* **DIRECTIONS FOR THIS TASK**
Excluding any images, copy all of the lines below precisely as written.

------ DATASET RECORDS ------

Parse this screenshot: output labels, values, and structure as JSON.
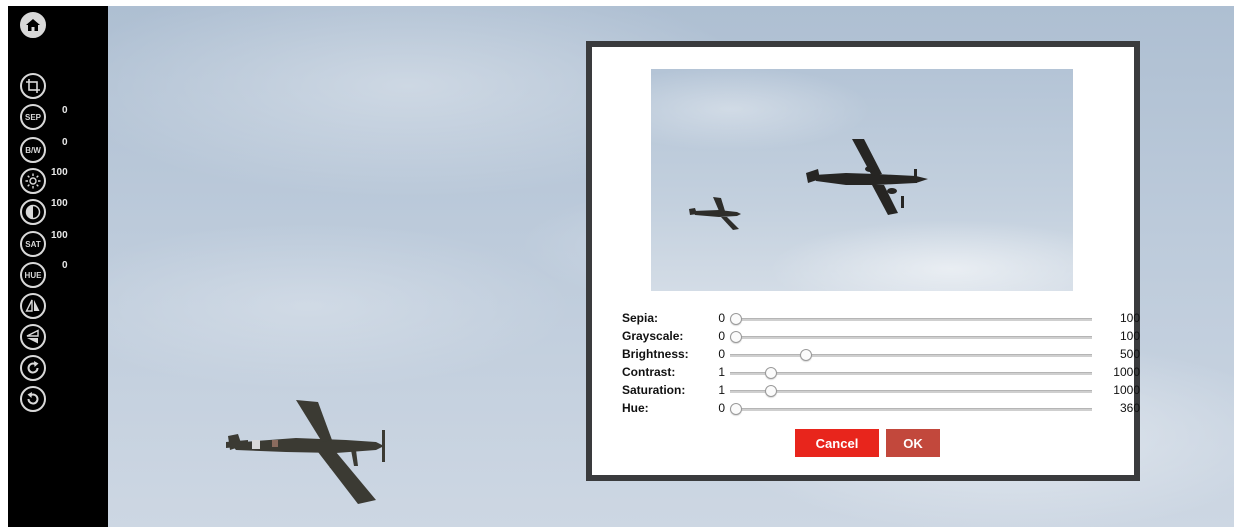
{
  "toolbar": {
    "items": [
      {
        "name": "home-icon",
        "glyph": ""
      },
      {
        "name": "crop-icon",
        "glyph": ""
      },
      {
        "name": "sepia-button",
        "glyph": "SEP",
        "value": "0"
      },
      {
        "name": "grayscale-button",
        "glyph": "B/W",
        "value": "0"
      },
      {
        "name": "brightness-button",
        "glyph": "",
        "value": "100"
      },
      {
        "name": "contrast-button",
        "glyph": "",
        "value": "100"
      },
      {
        "name": "saturation-button",
        "glyph": "SAT",
        "value": "100"
      },
      {
        "name": "hue-button",
        "glyph": "HUE",
        "value": "0"
      },
      {
        "name": "flip-horizontal-icon",
        "glyph": ""
      },
      {
        "name": "flip-vertical-icon",
        "glyph": ""
      },
      {
        "name": "rotate-clockwise-icon",
        "glyph": ""
      },
      {
        "name": "rotate-counterclockwise-icon",
        "glyph": ""
      }
    ]
  },
  "dialog": {
    "sliders": [
      {
        "label": "Sepia:",
        "min": "0",
        "max": "100",
        "value": 0
      },
      {
        "label": "Grayscale:",
        "min": "0",
        "max": "100",
        "value": 0
      },
      {
        "label": "Brightness:",
        "min": "0",
        "max": "500",
        "value": 100
      },
      {
        "label": "Contrast:",
        "min": "1",
        "max": "1000",
        "value": 100
      },
      {
        "label": "Saturation:",
        "min": "1",
        "max": "1000",
        "value": 100
      },
      {
        "label": "Hue:",
        "min": "0",
        "max": "360",
        "value": 0
      }
    ],
    "cancel_label": "Cancel",
    "ok_label": "OK"
  },
  "colors": {
    "toolbar_bg": "#000000",
    "cancel": "#e8251c",
    "ok": "#c2483c",
    "dialog_border": "#3a3b3d"
  }
}
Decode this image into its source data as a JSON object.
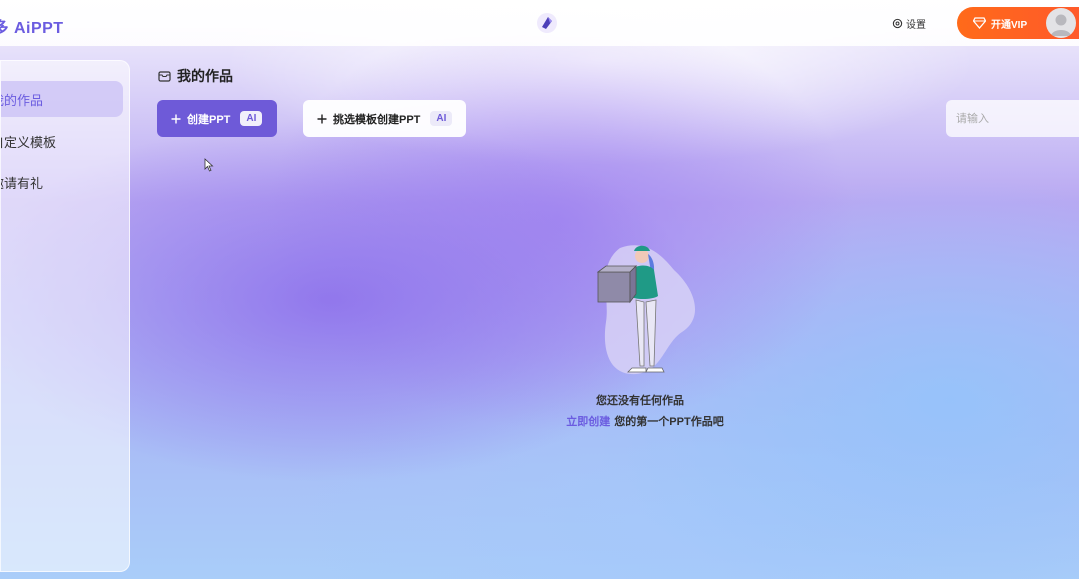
{
  "header": {
    "logo_text": "多多 AiPPT",
    "settings_label": "设置",
    "vip_label": "开通VIP"
  },
  "sidebar": {
    "items": [
      {
        "label": "我的作品",
        "active": true
      },
      {
        "label": "自定义模板",
        "active": false
      },
      {
        "label": "邀请有礼",
        "active": false
      }
    ]
  },
  "main": {
    "section_title": "我的作品",
    "create_button": {
      "label": "创建PPT",
      "badge": "AI"
    },
    "template_button": {
      "label": "挑选模板创建PPT",
      "badge": "AI"
    },
    "search": {
      "placeholder": "请输入"
    },
    "empty": {
      "title": "您还没有任何作品",
      "link_text": "立即创建",
      "suffix": "您的第一个PPT作品吧"
    }
  },
  "colors": {
    "accent": "#6e5ad8",
    "vip": "#ff6a1a"
  }
}
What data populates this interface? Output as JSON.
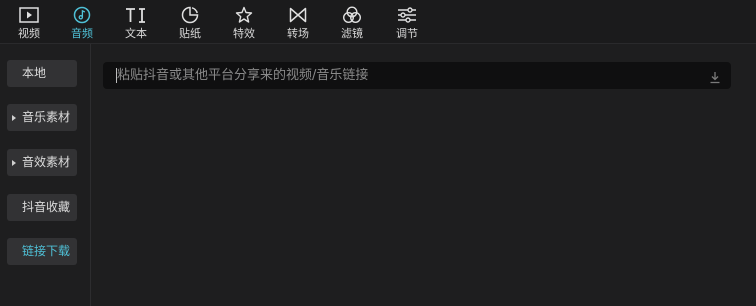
{
  "toolbar": {
    "tabs": [
      {
        "label": "视频",
        "icon": "video-icon"
      },
      {
        "label": "音频",
        "icon": "audio-icon"
      },
      {
        "label": "文本",
        "icon": "text-icon"
      },
      {
        "label": "贴纸",
        "icon": "sticker-icon"
      },
      {
        "label": "特效",
        "icon": "effects-icon"
      },
      {
        "label": "转场",
        "icon": "transition-icon"
      },
      {
        "label": "滤镜",
        "icon": "filter-icon"
      },
      {
        "label": "调节",
        "icon": "adjust-icon"
      }
    ],
    "active_tab": "音频"
  },
  "sidebar": {
    "items": [
      {
        "label": "本地",
        "has_caret": false
      },
      {
        "label": "音乐素材",
        "has_caret": true
      },
      {
        "label": "音效素材",
        "has_caret": true
      },
      {
        "label": "抖音收藏",
        "has_caret": false
      },
      {
        "label": "链接下载",
        "has_caret": false
      }
    ],
    "active_item": "链接下载"
  },
  "main": {
    "link_input": {
      "placeholder": "粘贴抖音或其他平台分享来的视频/音乐链接",
      "value": "",
      "action_icon": "download-icon"
    }
  },
  "colors": {
    "accent": "#4fc0d6",
    "background": "#1e1e1f",
    "button": "#323234",
    "input": "#0f0f10"
  }
}
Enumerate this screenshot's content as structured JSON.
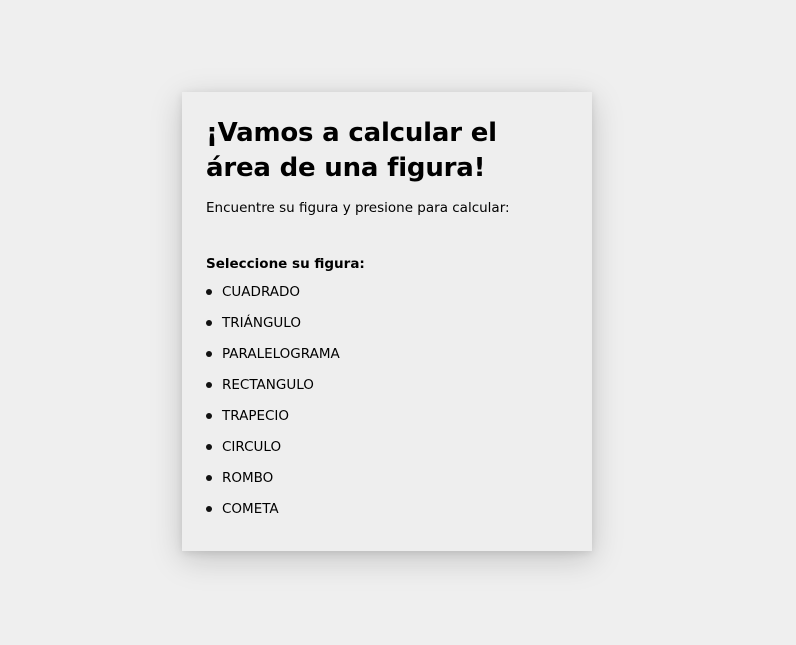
{
  "card": {
    "title": "¡Vamos a calcular el área de una figura!",
    "subtitle": "Encuentre su figura y presione para calcular:",
    "select_label": "Seleccione su figura:",
    "shapes": [
      "CUADRADO",
      "TRIÁNGULO",
      "PARALELOGRAMA",
      "RECTANGULO",
      "TRAPECIO",
      "CIRCULO",
      "ROMBO",
      "COMETA"
    ]
  }
}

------

* **EXERCISE ANSWER**
Parse this screenshot: output labels, values, and structure as JSON.
{
  "toolbar": {
    "items": [
      {
        "name": "home-icon",
        "glyph": ""
      },
      {
        "name": "crop-icon",
        "glyph": ""
      },
      {
        "name": "sepia-button",
        "glyph": "SEP",
        "value": "0"
      },
      {
        "name": "grayscale-button",
        "glyph": "B/W",
        "value": "0"
      },
      {
        "name": "brightness-button",
        "glyph": "",
        "value": "100"
      },
      {
        "name": "contrast-button",
        "glyph": "",
        "value": "100"
      },
      {
        "name": "saturation-button",
        "glyph": "SAT",
        "value": "100"
      },
      {
        "name": "hue-button",
        "glyph": "HUE",
        "value": "0"
      },
      {
        "name": "flip-horizontal-icon",
        "glyph": ""
      },
      {
        "name": "flip-vertical-icon",
        "glyph": ""
      },
      {
        "name": "rotate-clockwise-icon",
        "glyph": ""
      },
      {
        "name": "rotate-counterclockwise-icon",
        "glyph": ""
      }
    ]
  },
  "dialog": {
    "sliders": [
      {
        "label": "Sepia:",
        "min": "0",
        "max": "100",
        "value": 0
      },
      {
        "label": "Grayscale:",
        "min": "0",
        "max": "100",
        "value": 0
      },
      {
        "label": "Brightness:",
        "min": "0",
        "max": "500",
        "value": 100
      },
      {
        "label": "Contrast:",
        "min": "1",
        "max": "1000",
        "value": 100
      },
      {
        "label": "Saturation:",
        "min": "1",
        "max": "1000",
        "value": 100
      },
      {
        "label": "Hue:",
        "min": "0",
        "max": "360",
        "value": 0
      }
    ],
    "cancel_label": "Cancel",
    "ok_label": "OK"
  },
  "colors": {
    "toolbar_bg": "#000000",
    "cancel": "#e8251c",
    "ok": "#c2483c",
    "dialog_border": "#3a3b3d"
  }
}
Decode this image into its source data as a JSON object.
{
  "header": {
    "logo_text": "多多 AiPPT",
    "settings_label": "设置",
    "vip_label": "开通VIP"
  },
  "sidebar": {
    "items": [
      {
        "label": "我的作品",
        "active": true
      },
      {
        "label": "自定义模板",
        "active": false
      },
      {
        "label": "邀请有礼",
        "active": false
      }
    ]
  },
  "main": {
    "section_title": "我的作品",
    "create_button": {
      "label": "创建PPT",
      "badge": "AI"
    },
    "template_button": {
      "label": "挑选模板创建PPT",
      "badge": "AI"
    },
    "search": {
      "placeholder": "请输入"
    },
    "empty": {
      "title": "您还没有任何作品",
      "link_text": "立即创建",
      "suffix": "您的第一个PPT作品吧"
    }
  },
  "colors": {
    "accent": "#6e5ad8",
    "vip": "#ff6a1a"
  }
}
What data populates this interface? Output as JSON.
{
  "toolbar": {
    "tabs": [
      {
        "label": "视频",
        "icon": "video-icon"
      },
      {
        "label": "音频",
        "icon": "audio-icon"
      },
      {
        "label": "文本",
        "icon": "text-icon"
      },
      {
        "label": "贴纸",
        "icon": "sticker-icon"
      },
      {
        "label": "特效",
        "icon": "effects-icon"
      },
      {
        "label": "转场",
        "icon": "transition-icon"
      },
      {
        "label": "滤镜",
        "icon": "filter-icon"
      },
      {
        "label": "调节",
        "icon": "adjust-icon"
      }
    ],
    "active_tab": "音频"
  },
  "sidebar": {
    "items": [
      {
        "label": "本地",
        "has_caret": false
      },
      {
        "label": "音乐素材",
        "has_caret": true
      },
      {
        "label": "音效素材",
        "has_caret": true
      },
      {
        "label": "抖音收藏",
        "has_caret": false
      },
      {
        "label": "链接下载",
        "has_caret": false
      }
    ],
    "active_item": "链接下载"
  },
  "main": {
    "link_input": {
      "placeholder": "粘贴抖音或其他平台分享来的视频/音乐链接",
      "value": "",
      "action_icon": "download-icon"
    }
  },
  "colors": {
    "accent": "#4fc0d6",
    "background": "#1e1e1f",
    "button": "#323234",
    "input": "#0f0f10"
  }
}
Enumerate this screenshot's content as structured JSON.
{
  "card": {
    "title": "¡Vamos a calcular el área de una figura!",
    "subtitle": "Encuentre su figura y presione para calcular:",
    "select_label": "Seleccione su figura:",
    "shapes": [
      "CUADRADO",
      "TRIÁNGULO",
      "PARALELOGRAMA",
      "RECTANGULO",
      "TRAPECIO",
      "CIRCULO",
      "ROMBO",
      "COMETA"
    ]
  }
}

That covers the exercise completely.